--- Available data Enclosed Below ---

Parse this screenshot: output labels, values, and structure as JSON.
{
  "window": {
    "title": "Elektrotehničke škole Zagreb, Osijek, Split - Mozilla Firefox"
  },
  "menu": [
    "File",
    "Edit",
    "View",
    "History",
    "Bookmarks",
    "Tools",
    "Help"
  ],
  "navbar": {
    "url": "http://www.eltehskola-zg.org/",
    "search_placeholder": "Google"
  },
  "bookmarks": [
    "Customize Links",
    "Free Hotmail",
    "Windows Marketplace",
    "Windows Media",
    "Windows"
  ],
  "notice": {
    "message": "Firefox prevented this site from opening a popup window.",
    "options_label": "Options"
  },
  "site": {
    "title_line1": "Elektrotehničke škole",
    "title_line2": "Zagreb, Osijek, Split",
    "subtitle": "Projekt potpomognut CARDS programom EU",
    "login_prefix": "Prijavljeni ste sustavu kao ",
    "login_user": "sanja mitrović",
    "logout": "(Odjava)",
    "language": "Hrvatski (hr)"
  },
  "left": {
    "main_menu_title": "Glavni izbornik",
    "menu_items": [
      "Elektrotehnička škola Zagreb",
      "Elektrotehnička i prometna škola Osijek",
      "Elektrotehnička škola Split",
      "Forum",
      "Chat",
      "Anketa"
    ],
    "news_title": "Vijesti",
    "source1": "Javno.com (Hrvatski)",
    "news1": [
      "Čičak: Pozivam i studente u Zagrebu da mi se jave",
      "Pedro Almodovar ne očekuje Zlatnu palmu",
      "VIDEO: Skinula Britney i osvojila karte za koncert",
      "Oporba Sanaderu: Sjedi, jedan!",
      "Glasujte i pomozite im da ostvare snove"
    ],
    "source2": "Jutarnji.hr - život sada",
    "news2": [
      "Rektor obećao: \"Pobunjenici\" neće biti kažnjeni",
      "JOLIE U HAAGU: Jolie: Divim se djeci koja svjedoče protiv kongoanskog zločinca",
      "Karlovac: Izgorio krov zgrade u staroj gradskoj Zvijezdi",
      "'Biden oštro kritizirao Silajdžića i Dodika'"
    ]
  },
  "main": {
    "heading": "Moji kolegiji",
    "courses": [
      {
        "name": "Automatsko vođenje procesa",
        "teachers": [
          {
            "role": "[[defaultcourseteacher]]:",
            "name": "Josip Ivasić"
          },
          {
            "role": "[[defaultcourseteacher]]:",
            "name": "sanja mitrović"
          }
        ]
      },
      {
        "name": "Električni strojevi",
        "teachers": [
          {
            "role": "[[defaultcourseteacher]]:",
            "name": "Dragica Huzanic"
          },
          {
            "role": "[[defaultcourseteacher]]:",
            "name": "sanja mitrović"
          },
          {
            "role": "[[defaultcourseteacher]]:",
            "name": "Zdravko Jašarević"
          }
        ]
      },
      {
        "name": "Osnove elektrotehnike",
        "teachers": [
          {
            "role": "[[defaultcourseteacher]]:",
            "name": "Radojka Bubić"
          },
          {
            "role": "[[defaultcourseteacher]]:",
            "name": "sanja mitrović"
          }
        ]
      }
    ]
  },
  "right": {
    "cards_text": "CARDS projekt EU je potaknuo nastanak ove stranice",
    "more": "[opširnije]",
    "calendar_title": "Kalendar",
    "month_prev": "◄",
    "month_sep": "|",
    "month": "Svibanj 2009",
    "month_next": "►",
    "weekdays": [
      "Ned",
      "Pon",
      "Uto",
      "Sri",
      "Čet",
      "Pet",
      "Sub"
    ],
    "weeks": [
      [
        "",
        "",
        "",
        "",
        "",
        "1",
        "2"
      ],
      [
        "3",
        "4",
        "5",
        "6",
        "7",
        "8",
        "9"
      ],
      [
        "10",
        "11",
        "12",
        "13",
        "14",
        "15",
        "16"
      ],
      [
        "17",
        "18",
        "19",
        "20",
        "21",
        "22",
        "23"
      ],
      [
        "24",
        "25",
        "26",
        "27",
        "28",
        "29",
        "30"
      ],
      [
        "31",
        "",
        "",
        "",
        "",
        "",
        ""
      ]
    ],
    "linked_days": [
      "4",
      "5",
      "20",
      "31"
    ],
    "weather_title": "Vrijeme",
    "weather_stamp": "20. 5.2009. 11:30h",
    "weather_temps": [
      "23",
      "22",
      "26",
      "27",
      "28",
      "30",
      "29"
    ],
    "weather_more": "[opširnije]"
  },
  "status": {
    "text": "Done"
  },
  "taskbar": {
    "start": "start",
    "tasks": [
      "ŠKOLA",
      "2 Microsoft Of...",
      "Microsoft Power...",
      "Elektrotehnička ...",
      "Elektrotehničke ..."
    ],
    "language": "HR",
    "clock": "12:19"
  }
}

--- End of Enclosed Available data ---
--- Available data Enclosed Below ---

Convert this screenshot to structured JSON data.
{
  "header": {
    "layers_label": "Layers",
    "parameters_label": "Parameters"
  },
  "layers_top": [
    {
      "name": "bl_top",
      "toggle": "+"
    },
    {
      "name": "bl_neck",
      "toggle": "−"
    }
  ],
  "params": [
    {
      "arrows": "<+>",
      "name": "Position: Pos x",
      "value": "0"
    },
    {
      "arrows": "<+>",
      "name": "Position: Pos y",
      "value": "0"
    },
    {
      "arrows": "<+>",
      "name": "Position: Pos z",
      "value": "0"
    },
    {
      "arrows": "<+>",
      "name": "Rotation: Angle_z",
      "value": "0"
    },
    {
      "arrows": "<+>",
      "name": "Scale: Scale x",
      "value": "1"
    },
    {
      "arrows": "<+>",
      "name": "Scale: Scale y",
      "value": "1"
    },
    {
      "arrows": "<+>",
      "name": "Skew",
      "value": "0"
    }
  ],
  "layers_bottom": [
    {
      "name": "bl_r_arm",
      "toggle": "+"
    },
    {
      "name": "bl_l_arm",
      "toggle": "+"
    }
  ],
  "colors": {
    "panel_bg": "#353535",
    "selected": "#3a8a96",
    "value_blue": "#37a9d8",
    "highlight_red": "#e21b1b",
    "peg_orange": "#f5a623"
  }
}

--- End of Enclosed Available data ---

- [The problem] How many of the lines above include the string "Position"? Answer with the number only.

- [Response] 3